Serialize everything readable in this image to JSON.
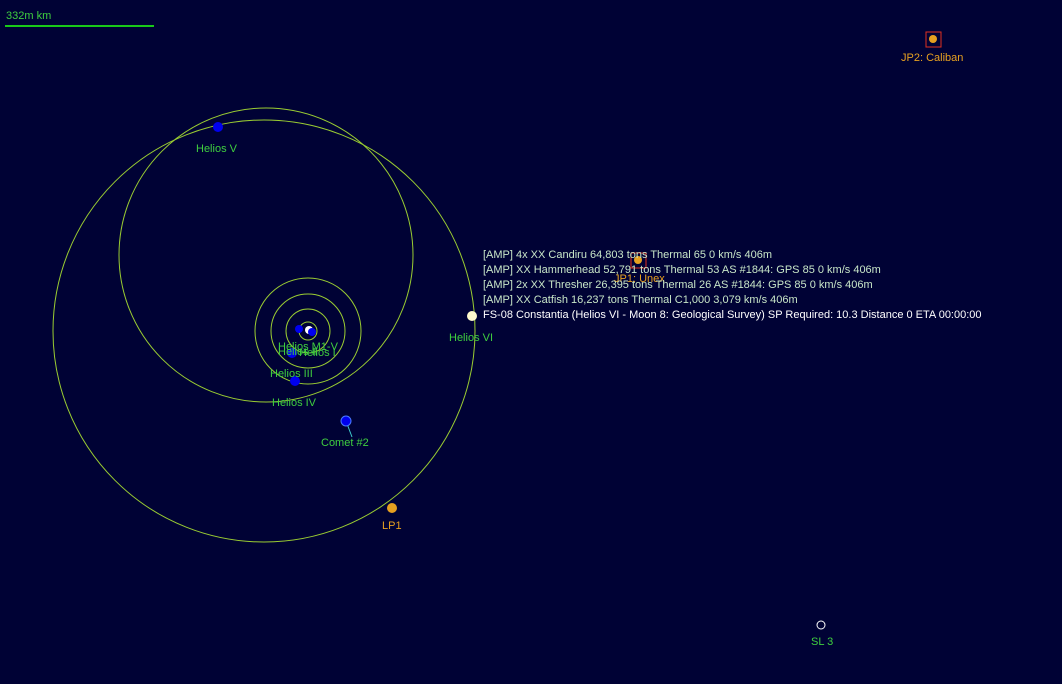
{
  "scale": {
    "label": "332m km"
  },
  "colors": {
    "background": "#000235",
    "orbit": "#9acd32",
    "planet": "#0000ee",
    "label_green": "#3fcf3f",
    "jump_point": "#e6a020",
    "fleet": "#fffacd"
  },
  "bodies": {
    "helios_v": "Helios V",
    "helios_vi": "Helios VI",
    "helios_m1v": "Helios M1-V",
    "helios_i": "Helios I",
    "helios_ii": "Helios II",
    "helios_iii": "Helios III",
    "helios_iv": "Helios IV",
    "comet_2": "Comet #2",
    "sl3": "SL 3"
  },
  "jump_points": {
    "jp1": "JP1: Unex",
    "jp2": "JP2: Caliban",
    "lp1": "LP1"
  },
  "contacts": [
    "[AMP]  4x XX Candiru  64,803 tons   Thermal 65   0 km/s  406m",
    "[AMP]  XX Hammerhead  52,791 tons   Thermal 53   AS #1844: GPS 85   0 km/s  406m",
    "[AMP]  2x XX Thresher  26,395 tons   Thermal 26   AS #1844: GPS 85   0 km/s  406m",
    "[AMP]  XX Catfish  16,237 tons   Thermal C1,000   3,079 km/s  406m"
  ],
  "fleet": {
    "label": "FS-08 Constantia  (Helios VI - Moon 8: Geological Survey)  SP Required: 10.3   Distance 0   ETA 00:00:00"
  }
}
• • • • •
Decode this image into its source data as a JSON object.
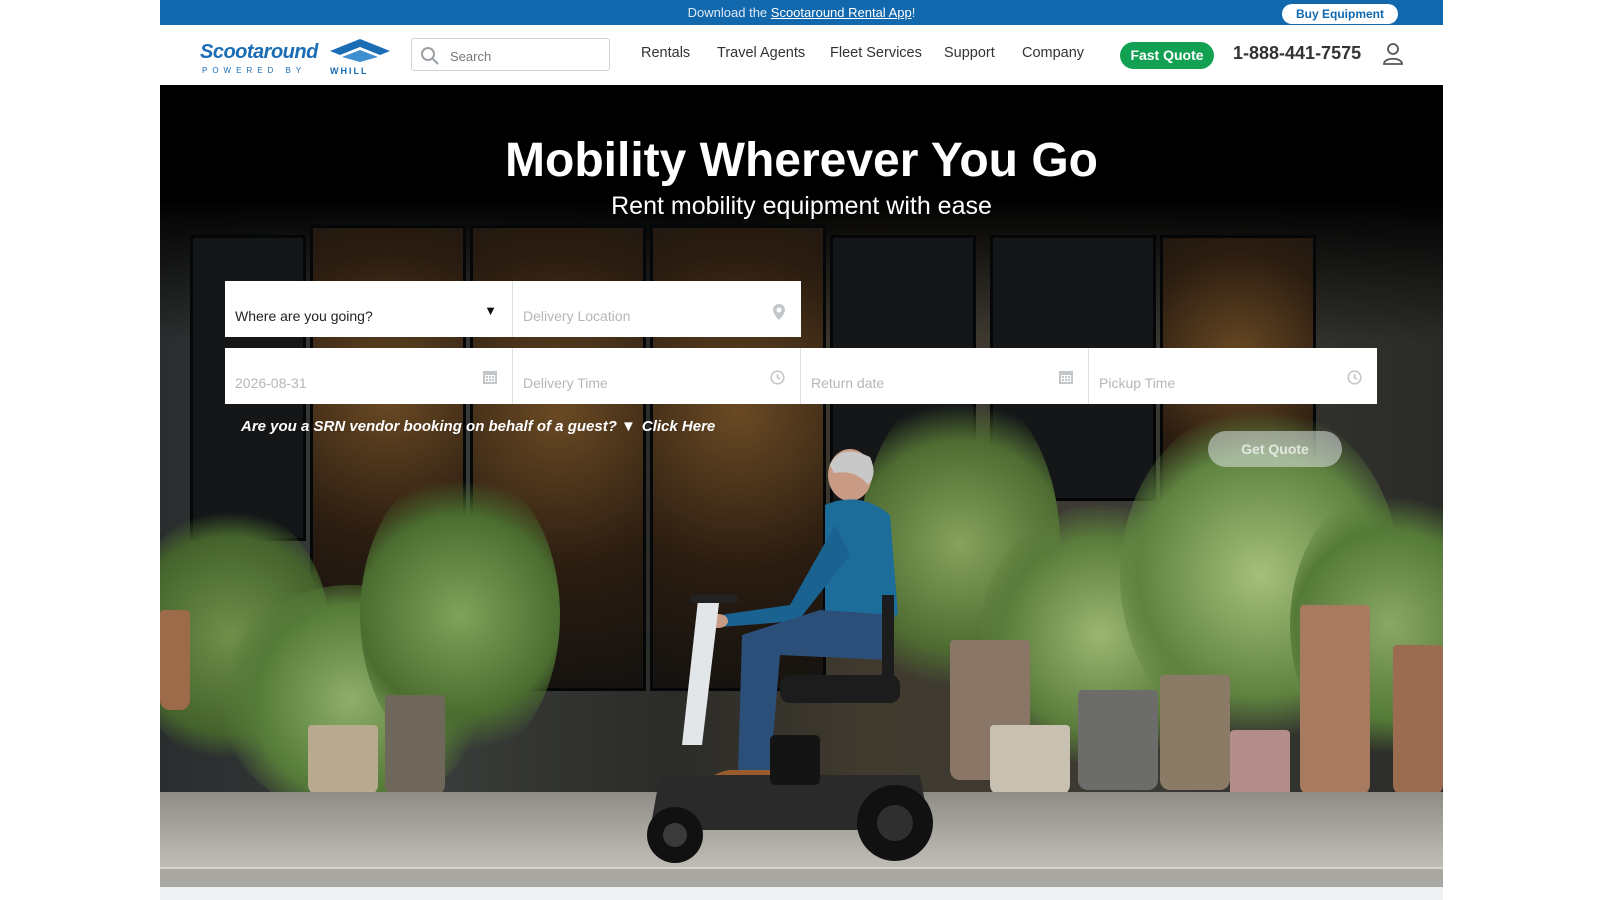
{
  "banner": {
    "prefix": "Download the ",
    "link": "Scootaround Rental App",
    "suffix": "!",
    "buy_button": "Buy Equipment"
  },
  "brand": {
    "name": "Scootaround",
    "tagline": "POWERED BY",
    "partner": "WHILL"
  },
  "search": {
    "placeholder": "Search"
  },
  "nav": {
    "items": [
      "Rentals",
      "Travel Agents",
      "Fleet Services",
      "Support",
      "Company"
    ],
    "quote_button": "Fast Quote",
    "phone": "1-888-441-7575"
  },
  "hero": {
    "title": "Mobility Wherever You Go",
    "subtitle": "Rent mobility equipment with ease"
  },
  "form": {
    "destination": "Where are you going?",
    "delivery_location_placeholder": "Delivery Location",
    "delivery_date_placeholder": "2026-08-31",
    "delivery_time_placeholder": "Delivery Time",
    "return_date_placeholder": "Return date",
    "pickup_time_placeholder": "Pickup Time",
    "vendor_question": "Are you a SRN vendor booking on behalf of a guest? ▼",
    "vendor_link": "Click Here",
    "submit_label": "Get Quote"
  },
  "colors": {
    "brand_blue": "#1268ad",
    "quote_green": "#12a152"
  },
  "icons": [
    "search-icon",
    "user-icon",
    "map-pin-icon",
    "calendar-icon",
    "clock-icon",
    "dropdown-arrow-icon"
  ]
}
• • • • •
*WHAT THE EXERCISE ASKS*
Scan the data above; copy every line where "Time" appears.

*RESPONSE AREA*
    "delivery_time_placeholder": "Delivery Time",
    "pickup_time_placeholder": "Pickup Time",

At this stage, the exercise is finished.